• AIM OF THE EXERCISE: Exact copy, no pictures: restate each entry below word for word.

• DATA FOR THE TASK:
+ + +

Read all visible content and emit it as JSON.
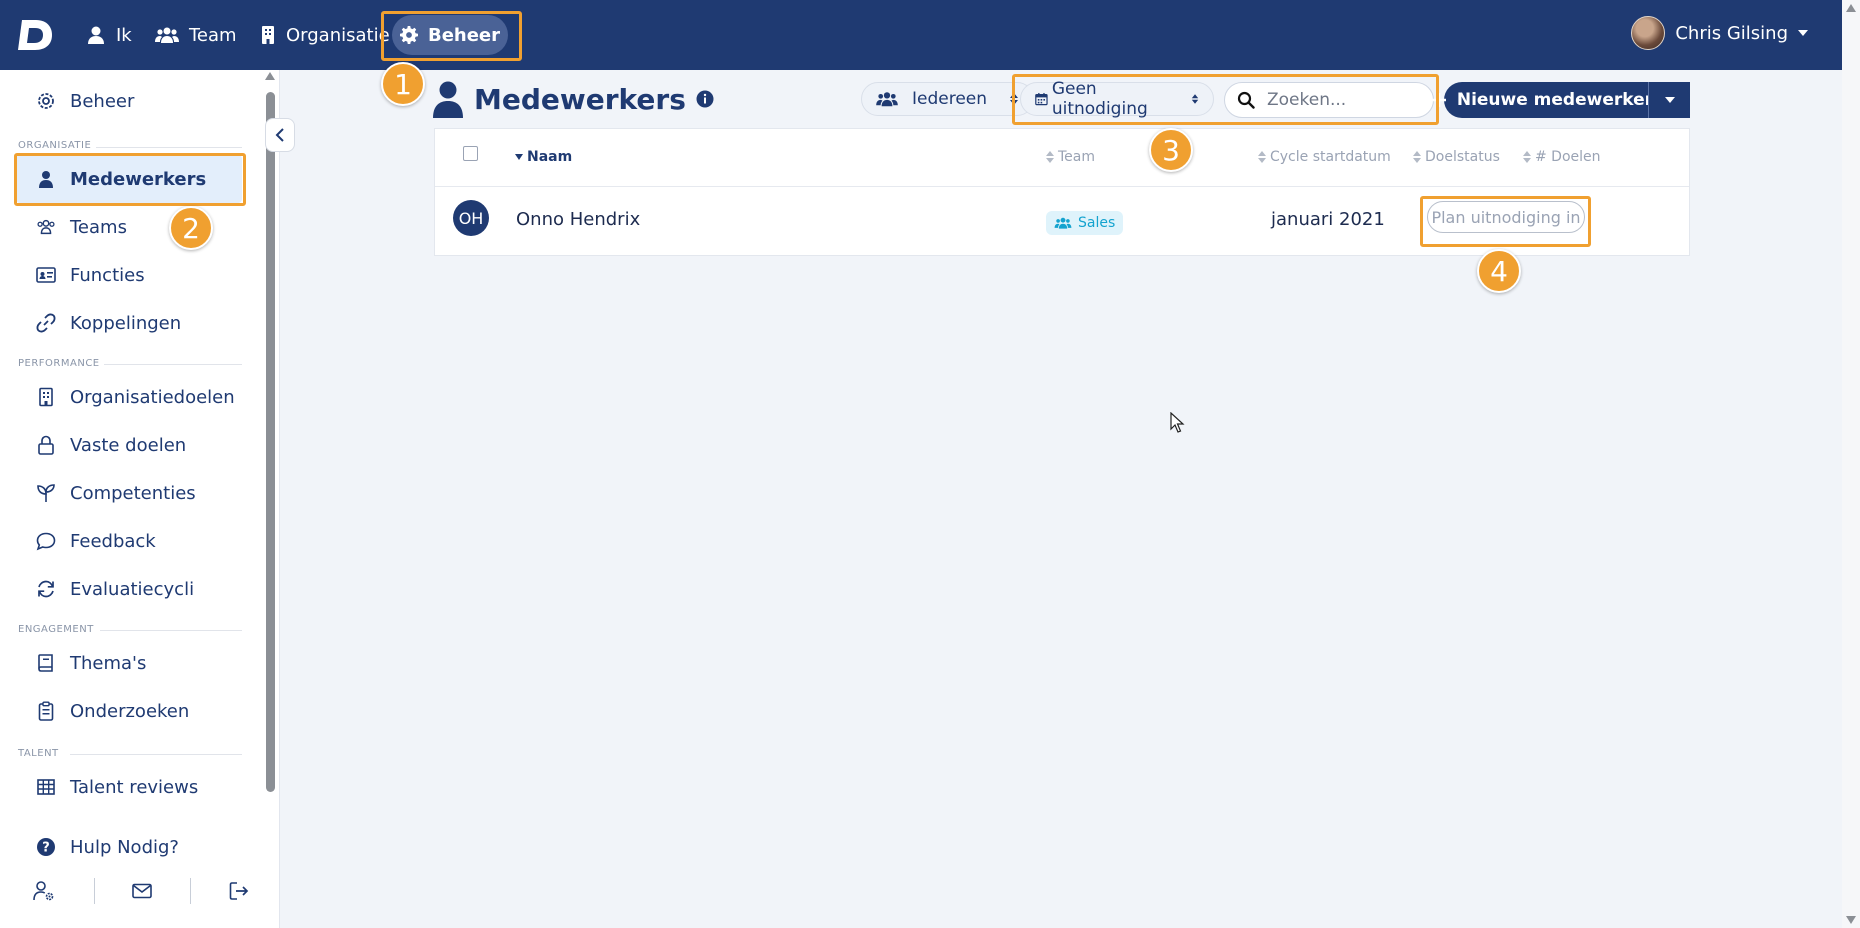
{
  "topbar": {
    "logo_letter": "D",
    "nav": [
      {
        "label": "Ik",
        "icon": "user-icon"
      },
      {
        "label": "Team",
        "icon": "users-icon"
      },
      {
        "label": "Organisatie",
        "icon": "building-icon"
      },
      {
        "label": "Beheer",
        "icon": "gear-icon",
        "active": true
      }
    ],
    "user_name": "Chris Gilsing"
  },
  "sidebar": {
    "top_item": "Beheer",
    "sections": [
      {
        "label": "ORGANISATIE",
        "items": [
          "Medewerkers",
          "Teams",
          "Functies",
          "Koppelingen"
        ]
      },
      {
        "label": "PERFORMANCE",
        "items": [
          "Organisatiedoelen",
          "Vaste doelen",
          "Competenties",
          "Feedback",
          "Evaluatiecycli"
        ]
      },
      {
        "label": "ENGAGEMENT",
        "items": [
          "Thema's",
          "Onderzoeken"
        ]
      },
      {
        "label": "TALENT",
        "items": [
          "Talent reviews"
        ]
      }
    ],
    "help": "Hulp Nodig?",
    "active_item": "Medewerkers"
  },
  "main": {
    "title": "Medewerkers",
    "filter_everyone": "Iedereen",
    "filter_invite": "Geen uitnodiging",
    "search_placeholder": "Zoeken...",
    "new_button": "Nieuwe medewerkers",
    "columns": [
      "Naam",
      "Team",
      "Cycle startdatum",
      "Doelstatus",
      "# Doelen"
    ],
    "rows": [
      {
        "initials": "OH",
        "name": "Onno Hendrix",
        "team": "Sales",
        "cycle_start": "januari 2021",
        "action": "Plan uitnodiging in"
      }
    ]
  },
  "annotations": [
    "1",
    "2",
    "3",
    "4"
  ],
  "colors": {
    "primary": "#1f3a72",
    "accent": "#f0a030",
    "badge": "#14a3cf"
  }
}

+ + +

• WRITTEN ANSWER:
Read all visible content and emit it as JSON.
{
  "topbar": {
    "logo_letter": "D",
    "nav": [
      {
        "label": "Ik",
        "icon": "user-icon"
      },
      {
        "label": "Team",
        "icon": "users-icon"
      },
      {
        "label": "Organisatie",
        "icon": "building-icon"
      },
      {
        "label": "Beheer",
        "icon": "gear-icon",
        "active": true
      }
    ],
    "user_name": "Chris Gilsing"
  },
  "sidebar": {
    "top_item": "Beheer",
    "sections": [
      {
        "label": "ORGANISATIE",
        "items": [
          "Medewerkers",
          "Teams",
          "Functies",
          "Koppelingen"
        ]
      },
      {
        "label": "PERFORMANCE",
        "items": [
          "Organisatiedoelen",
          "Vaste doelen",
          "Competenties",
          "Feedback",
          "Evaluatiecycli"
        ]
      },
      {
        "label": "ENGAGEMENT",
        "items": [
          "Thema's",
          "Onderzoeken"
        ]
      },
      {
        "label": "TALENT",
        "items": [
          "Talent reviews"
        ]
      }
    ],
    "help": "Hulp Nodig?",
    "active_item": "Medewerkers"
  },
  "main": {
    "title": "Medewerkers",
    "filter_everyone": "Iedereen",
    "filter_invite": "Geen uitnodiging",
    "search_placeholder": "Zoeken...",
    "new_button": "Nieuwe medewerkers",
    "columns": [
      "Naam",
      "Team",
      "Cycle startdatum",
      "Doelstatus",
      "# Doelen"
    ],
    "rows": [
      {
        "initials": "OH",
        "name": "Onno Hendrix",
        "team": "Sales",
        "cycle_start": "januari 2021",
        "action": "Plan uitnodiging in"
      }
    ]
  },
  "annotations": [
    "1",
    "2",
    "3",
    "4"
  ],
  "colors": {
    "primary": "#1f3a72",
    "accent": "#f0a030",
    "badge": "#14a3cf"
  }
}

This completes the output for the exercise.